In ruling that manure can be a pollutant, the court sent shockwaves through the farming community, said Elizabeth Wheeler, an attorney with Clean Wisconsin, a Madison-based non-profit focused on environmental protection. She thinks the ruling will put more attention on nutrient management plans. In Wisconsin, farms with more than 1,000 animal units or roughly 700 cows are required to file nutrient management plans with the state. Those plans spell out how much and when manure can be spread on farmland.
"Farmers don't think they are polluting. They think are just fertilizing their fields," she said. "Most farmers follow their nutrient plans and we really view it as a best practice that all farms have a plan in place for dealing with their manure."
Bill Schuster, head of Door County's Soil and Water Conservation Department, said farms of all sizes need to pay closer attention to their nutrient management plans.
"It doesn't matter if a farm has 250 cows or 1,200 cows – their waste can still wind up in the water and all farms need a plan in how to deal with it," he said.
Wheeler said the December ruling focused on liability issues so she's taking a "wait-and-see approach" to what may happen next.
Schuster thinks people who rent out their land to farmers may be most at risk since they could face a lawsuit if anything spread on their land winds up in the water supply.
"The landowners may be more likely to seek liability coverage in case something happens with the manure spread on their land," he said.
As manufacturers from around Wisconsin gather next Thursday in Milwaukee for the annual Manufacturing Matters conference, industry leaders have plenty to celebrate.
Manufacturing – which makes up the state's largest employment sector – added more than 9,300 jobs between July 2013 and July 2014, placing it fifth in the nation for manufacturing job growth.
With all the positive statistics, there's one Buckley Brinkman, executive director and chief executive officer of the Wisconsin Manufacturing Extension Partnership, is especially proud of. Since WMEP started in 1998, its efforts with clients led to $3.1 billion in economic impact.

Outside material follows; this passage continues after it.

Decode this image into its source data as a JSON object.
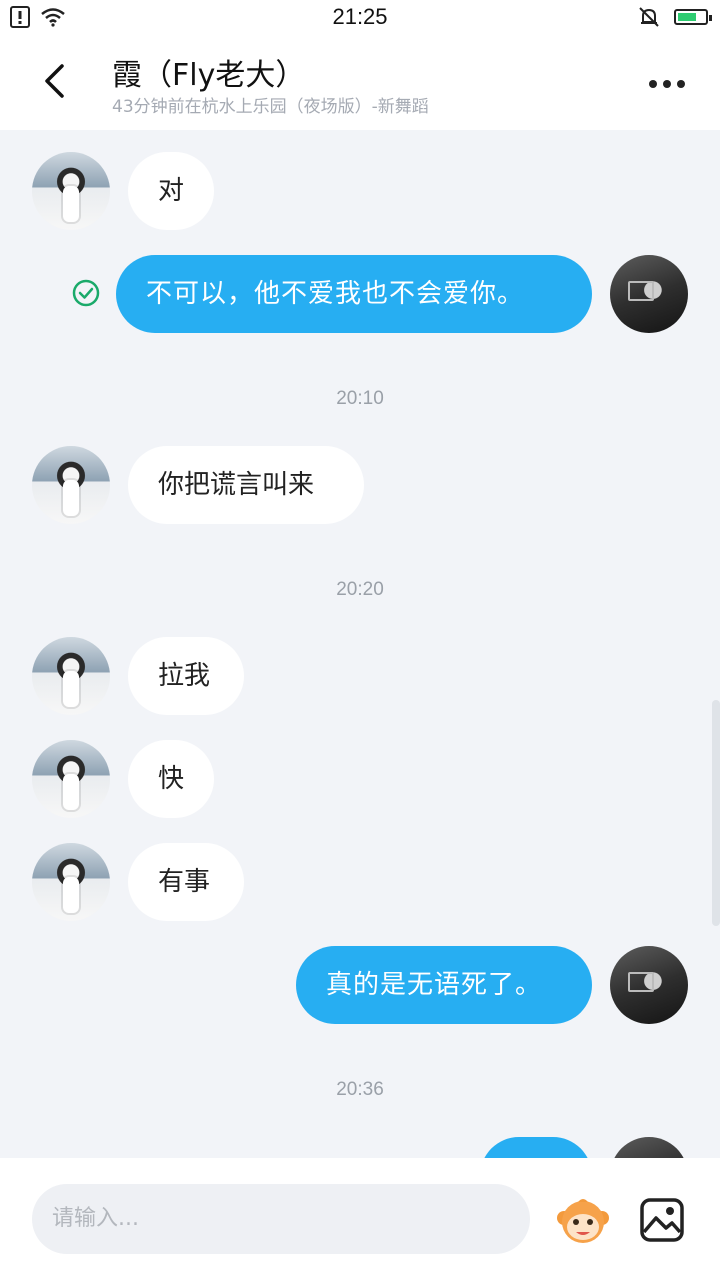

Brinkman estimated that about 4,000 Wisconsin companies have been helped through WMEP services.
"Crossing the $3 billion milestone is a tribute to more than 15 years of focus on aligning multiple organizations, talents and energy to make the Wisconsin manufacturing environment the best in the world," he said.
WMEP, a private, non-profit consulting organization, provides a variety of services to help small and midsize manufacturers develop and implement plans that foster growth, increased profitability and improved global competitiveness. For example, it helps businesses looking at entering foreign markets or those looking at lean initiatives.

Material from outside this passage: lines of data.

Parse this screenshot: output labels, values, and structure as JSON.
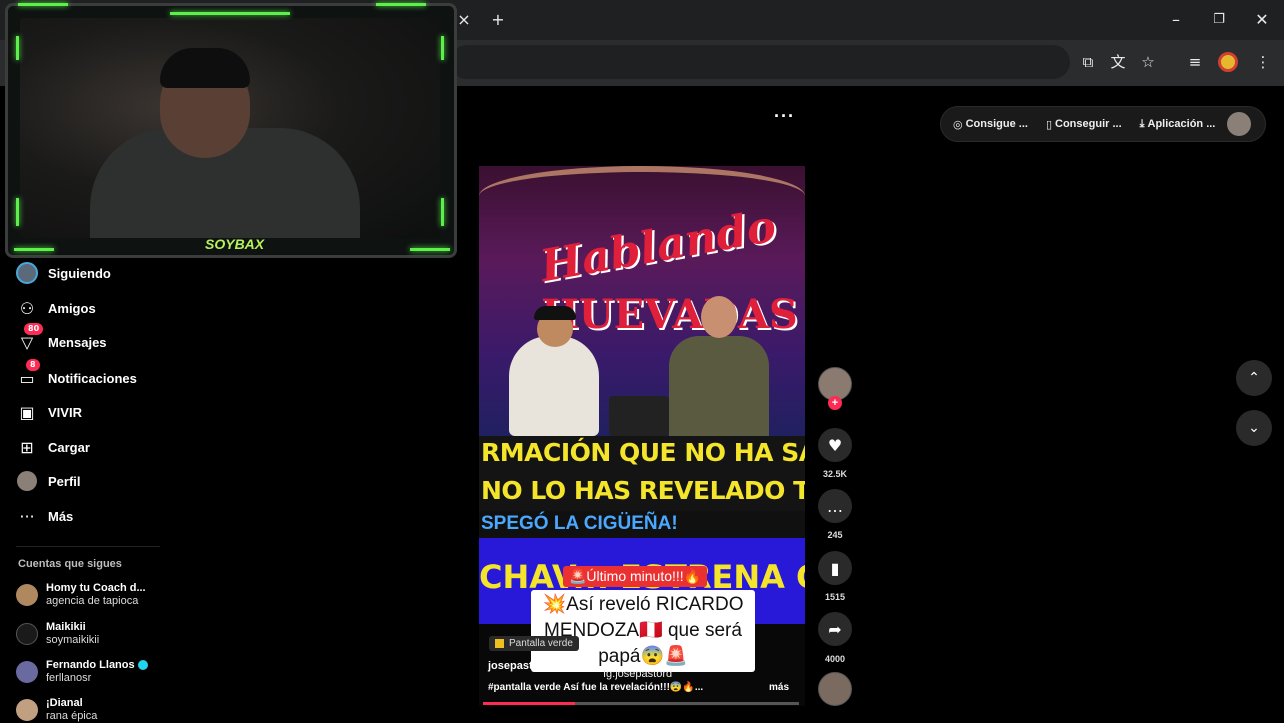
{
  "browser": {
    "tab_close": "×",
    "new_tab": "+",
    "window": {
      "minimize": "–",
      "restore": "❐",
      "close": "✕"
    },
    "toolbar_icons": [
      "cast-icon",
      "translate-icon",
      "star-icon",
      "media-icon",
      "profile-icon",
      "menu-icon"
    ]
  },
  "webcam": {
    "label": "SOYBAX",
    "accent_color": "#5cf04a"
  },
  "top_pill": {
    "items": [
      {
        "icon": "coin-icon",
        "label": "Consigue ..."
      },
      {
        "icon": "device-icon",
        "label": "Conseguir ..."
      },
      {
        "icon": "download-icon",
        "label": "Aplicación ..."
      }
    ]
  },
  "more_dots": "···",
  "sidebar": {
    "items": [
      {
        "label": "Siguiendo",
        "icon": "avatar-icon"
      },
      {
        "label": "Amigos",
        "icon": "friends-icon"
      },
      {
        "label": "Mensajes",
        "icon": "messages-icon",
        "badge": "80"
      },
      {
        "label": "Notificaciones",
        "icon": "notifications-icon",
        "badge": "8"
      },
      {
        "label": "VIVIR",
        "icon": "live-icon"
      },
      {
        "label": "Cargar",
        "icon": "upload-icon"
      },
      {
        "label": "Perfil",
        "icon": "profile-icon"
      },
      {
        "label": "Más",
        "icon": "more-icon"
      }
    ],
    "following_title": "Cuentas que sigues",
    "accounts": [
      {
        "name": "Homy tu Coach d...",
        "sub": "agencia de tapioca"
      },
      {
        "name": "Maikikii",
        "sub": "soymaikikii"
      },
      {
        "name": "Fernando Llanos",
        "sub": "ferllanosr",
        "verified": true
      },
      {
        "name": "¡Dianal",
        "sub": "rana épica"
      }
    ]
  },
  "video": {
    "logo_line1": "Hablando",
    "logo_line2": "HUEVADAS",
    "yellow_line1": "RMACIÓN QUE NO HA SALIDO",
    "yellow_line2": "NO LO HAS REVELADO TODAV",
    "cig_line": "SPEGÓ LA CIGÜEÑA!",
    "blue_line": "CHAV... ESTRENA C",
    "caption_red": "🚨Último minuto!!!🔥",
    "caption_white": "💥Así reveló RICARDO MENDOZA🇵🇪 que será papá😨🚨",
    "caption_ig": "Ig:josepastord",
    "tag": "Pantalla verde",
    "author": "josepastord",
    "description": "#pantalla verde Así fue la revelación!!!😨🔥...",
    "more": "más",
    "progress": 0.29
  },
  "rail": {
    "likes": "32.5K",
    "comments": "245",
    "saves": "1515",
    "shares": "4000"
  },
  "colors": {
    "accent": "#fe2c55",
    "background": "#000000"
  }
}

Hospitals improve quality
The Wisconsin Hospital Association recently issued a report showing the progress that 108 state hospitals made in 2014 to reduce avoidable hospital readmissions, decrease infections and prevent medication errors. The hospitals working with the WHA estimate they have improved care for more than 9,000 patients in the past three years and avoided more than $87 million in health costs. There are 32 other Wisconsin hospitals working with other improvement initiatives.
One area that is particularly important to patients is the prevention of hospital-acquired infections. Central line-associated blood stream infections (CLABSI) are among the most serious and often lead to extended stays in the Intensive Care Unit or place a patient at risk of death. Since 2008, Wisconsin hospitals have reduced those infections by 71 percent by standardizing best practices and with real-time monitoring, the WHA says.